(Task goal) Every record is to be printed exactly as written, and any picture in it is skipped.

————————

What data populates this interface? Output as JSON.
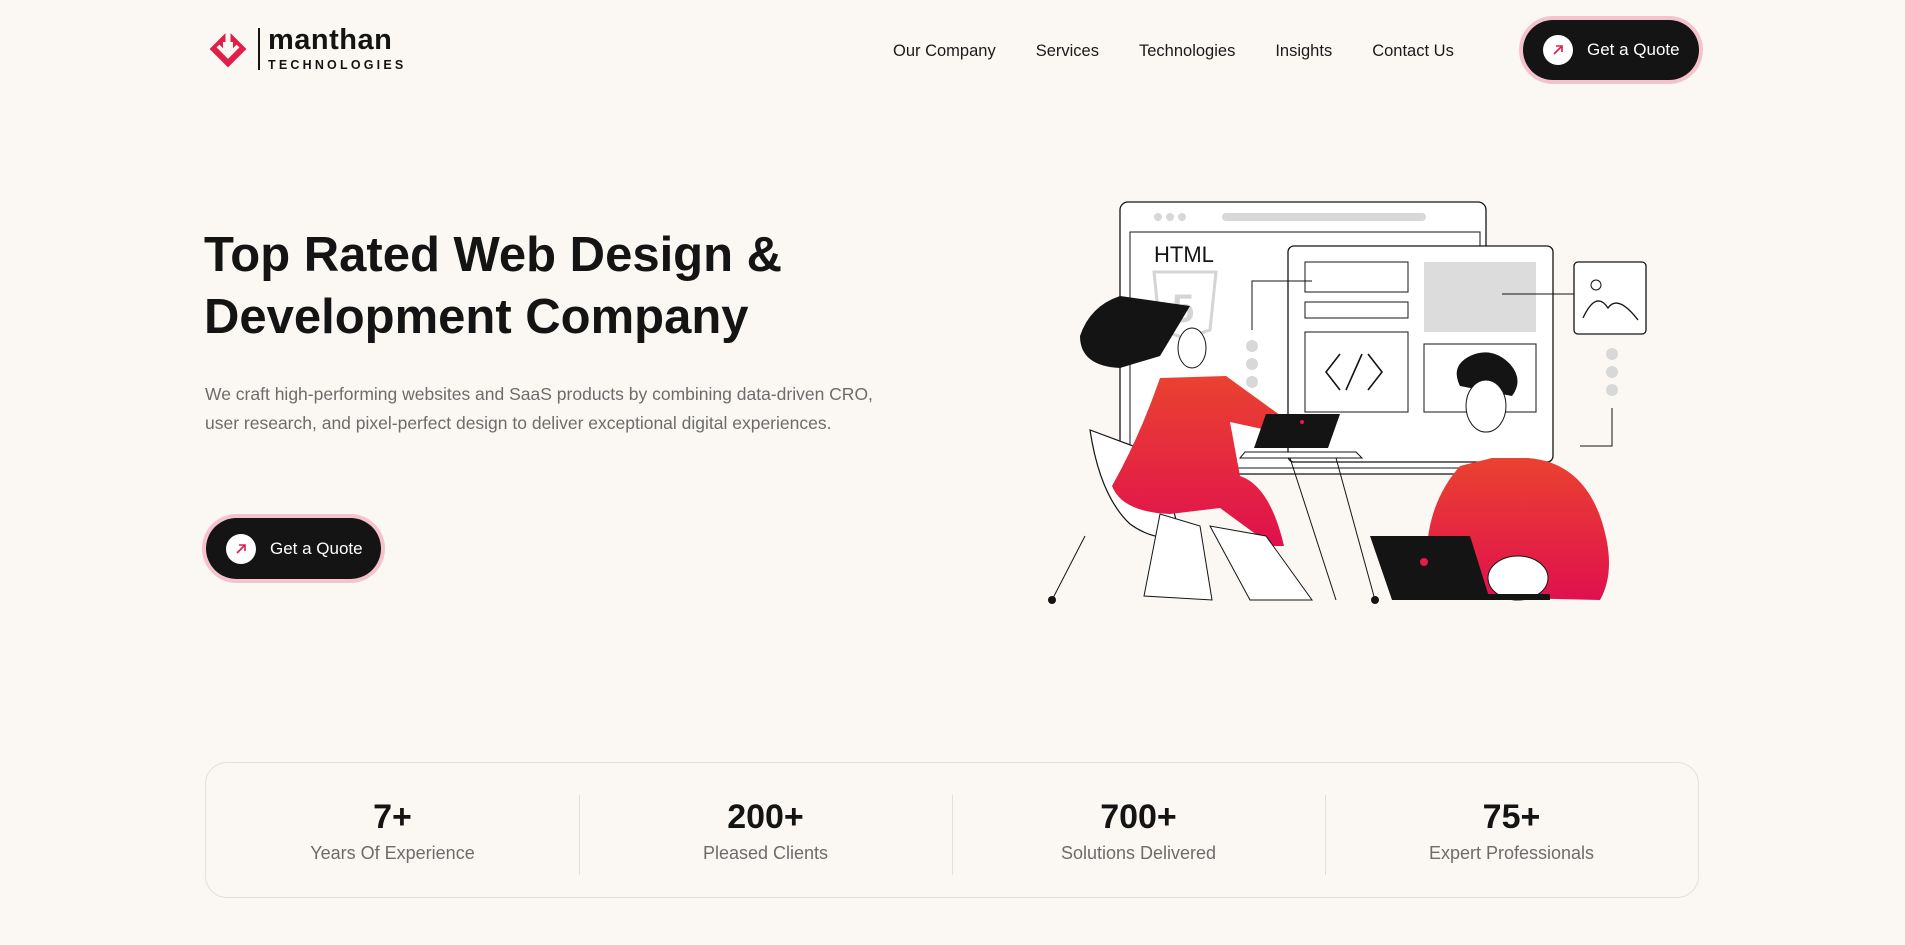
{
  "header": {
    "logo": {
      "name": "manthan",
      "subtitle": "TECHNOLOGIES"
    },
    "nav": [
      "Our Company",
      "Services",
      "Technologies",
      "Insights",
      "Contact Us"
    ],
    "cta_label": "Get a Quote"
  },
  "hero": {
    "title": "Top Rated Web Design & Development Company",
    "description": "We craft high-performing websites and SaaS products by combining data-driven CRO, user research, and pixel-perfect design to deliver exceptional digital experiences.",
    "cta_label": "Get a Quote",
    "illustration": {
      "browser_label": "HTML",
      "shield_digit": "5"
    }
  },
  "stats": [
    {
      "value": "7+",
      "label": "Years Of Experience"
    },
    {
      "value": "200+",
      "label": "Pleased Clients"
    },
    {
      "value": "700+",
      "label": "Solutions Delivered"
    },
    {
      "value": "75+",
      "label": "Expert Professionals"
    }
  ],
  "colors": {
    "accent": "#e21d48",
    "dark": "#141414",
    "background": "#fbf8f4",
    "muted": "#6c6c6c",
    "glow": "#f4c3cd"
  }
}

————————

(Answer to this exercise)
What data populates this interface? Output as JSON.
{
  "header": {
    "logo": {
      "name": "manthan",
      "subtitle": "TECHNOLOGIES"
    },
    "nav": [
      "Our Company",
      "Services",
      "Technologies",
      "Insights",
      "Contact Us"
    ],
    "cta_label": "Get a Quote"
  },
  "hero": {
    "title": "Top Rated Web Design & Development Company",
    "description": "We craft high-performing websites and SaaS products by combining data-driven CRO, user research, and pixel-perfect design to deliver exceptional digital experiences.",
    "cta_label": "Get a Quote",
    "illustration": {
      "browser_label": "HTML",
      "shield_digit": "5"
    }
  },
  "stats": [
    {
      "value": "7+",
      "label": "Years Of Experience"
    },
    {
      "value": "200+",
      "label": "Pleased Clients"
    },
    {
      "value": "700+",
      "label": "Solutions Delivered"
    },
    {
      "value": "75+",
      "label": "Expert Professionals"
    }
  ],
  "colors": {
    "accent": "#e21d48",
    "dark": "#141414",
    "background": "#fbf8f4",
    "muted": "#6c6c6c",
    "glow": "#f4c3cd"
  }
}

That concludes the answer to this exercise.